Work task =>
Report every line below that carries the word "JSON".

----

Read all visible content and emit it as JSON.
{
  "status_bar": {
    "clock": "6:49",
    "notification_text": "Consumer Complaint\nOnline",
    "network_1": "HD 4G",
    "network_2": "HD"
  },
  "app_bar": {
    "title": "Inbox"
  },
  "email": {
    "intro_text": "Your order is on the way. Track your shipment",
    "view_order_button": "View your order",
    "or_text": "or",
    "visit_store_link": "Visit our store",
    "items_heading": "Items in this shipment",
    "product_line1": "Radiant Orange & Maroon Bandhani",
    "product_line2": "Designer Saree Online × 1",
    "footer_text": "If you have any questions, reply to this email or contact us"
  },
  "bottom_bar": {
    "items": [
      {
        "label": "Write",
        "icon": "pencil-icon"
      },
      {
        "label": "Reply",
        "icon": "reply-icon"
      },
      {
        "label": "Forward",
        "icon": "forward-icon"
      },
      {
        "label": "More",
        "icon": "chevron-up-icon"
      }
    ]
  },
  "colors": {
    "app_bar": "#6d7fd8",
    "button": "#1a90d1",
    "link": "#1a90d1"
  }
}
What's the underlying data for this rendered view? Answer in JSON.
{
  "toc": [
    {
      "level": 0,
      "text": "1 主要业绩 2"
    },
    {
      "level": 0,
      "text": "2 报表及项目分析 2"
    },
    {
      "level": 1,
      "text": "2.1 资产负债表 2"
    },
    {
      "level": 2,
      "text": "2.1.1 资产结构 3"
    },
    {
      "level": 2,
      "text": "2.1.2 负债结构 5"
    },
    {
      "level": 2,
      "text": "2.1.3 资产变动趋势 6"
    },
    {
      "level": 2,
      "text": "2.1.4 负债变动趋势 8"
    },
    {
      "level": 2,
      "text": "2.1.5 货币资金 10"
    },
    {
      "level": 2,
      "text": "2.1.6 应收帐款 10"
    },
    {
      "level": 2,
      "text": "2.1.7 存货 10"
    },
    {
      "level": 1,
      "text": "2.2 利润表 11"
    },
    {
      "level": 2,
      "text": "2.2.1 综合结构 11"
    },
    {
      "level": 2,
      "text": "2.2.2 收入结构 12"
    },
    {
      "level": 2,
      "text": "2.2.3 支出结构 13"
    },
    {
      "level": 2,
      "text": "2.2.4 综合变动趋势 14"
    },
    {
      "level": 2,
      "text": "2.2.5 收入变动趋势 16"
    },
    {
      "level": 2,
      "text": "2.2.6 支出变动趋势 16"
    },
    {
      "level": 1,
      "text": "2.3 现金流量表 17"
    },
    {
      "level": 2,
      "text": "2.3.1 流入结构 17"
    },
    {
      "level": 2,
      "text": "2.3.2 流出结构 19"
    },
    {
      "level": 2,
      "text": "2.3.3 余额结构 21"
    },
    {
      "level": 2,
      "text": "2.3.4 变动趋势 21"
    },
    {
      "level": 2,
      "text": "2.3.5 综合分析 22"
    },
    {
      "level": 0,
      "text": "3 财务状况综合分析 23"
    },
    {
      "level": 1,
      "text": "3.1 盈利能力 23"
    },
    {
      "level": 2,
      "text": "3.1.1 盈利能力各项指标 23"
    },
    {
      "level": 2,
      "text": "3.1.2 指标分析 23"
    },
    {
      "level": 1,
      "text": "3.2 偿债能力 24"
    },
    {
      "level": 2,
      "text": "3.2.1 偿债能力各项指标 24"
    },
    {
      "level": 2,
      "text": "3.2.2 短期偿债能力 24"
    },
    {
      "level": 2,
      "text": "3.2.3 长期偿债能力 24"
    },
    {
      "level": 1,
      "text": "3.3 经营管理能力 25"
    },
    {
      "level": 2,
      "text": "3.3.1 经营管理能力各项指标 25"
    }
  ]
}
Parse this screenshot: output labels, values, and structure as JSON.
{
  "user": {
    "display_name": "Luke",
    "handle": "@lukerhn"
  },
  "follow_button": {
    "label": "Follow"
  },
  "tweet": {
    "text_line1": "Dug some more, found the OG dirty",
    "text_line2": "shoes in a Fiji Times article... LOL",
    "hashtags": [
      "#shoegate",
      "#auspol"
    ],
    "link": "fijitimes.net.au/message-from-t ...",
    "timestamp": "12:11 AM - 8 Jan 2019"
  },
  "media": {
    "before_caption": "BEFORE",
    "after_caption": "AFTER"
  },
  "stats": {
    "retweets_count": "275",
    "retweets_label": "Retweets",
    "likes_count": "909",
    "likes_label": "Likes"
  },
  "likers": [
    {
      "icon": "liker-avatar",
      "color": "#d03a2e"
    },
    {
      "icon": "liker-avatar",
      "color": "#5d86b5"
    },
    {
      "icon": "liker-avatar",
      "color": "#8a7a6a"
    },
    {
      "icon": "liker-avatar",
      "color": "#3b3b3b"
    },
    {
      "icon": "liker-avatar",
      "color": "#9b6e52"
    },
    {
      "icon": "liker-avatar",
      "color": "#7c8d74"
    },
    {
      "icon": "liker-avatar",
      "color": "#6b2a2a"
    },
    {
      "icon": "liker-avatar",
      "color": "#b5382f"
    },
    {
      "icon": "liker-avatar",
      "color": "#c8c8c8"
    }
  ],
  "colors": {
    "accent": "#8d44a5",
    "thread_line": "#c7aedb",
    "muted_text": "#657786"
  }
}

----

Your solution =>
Read all visible content and emit it as JSON.
What's the underlying data for this rendered view? Answer in JSON.
Parse this screenshot: output labels, values, and structure as JSON.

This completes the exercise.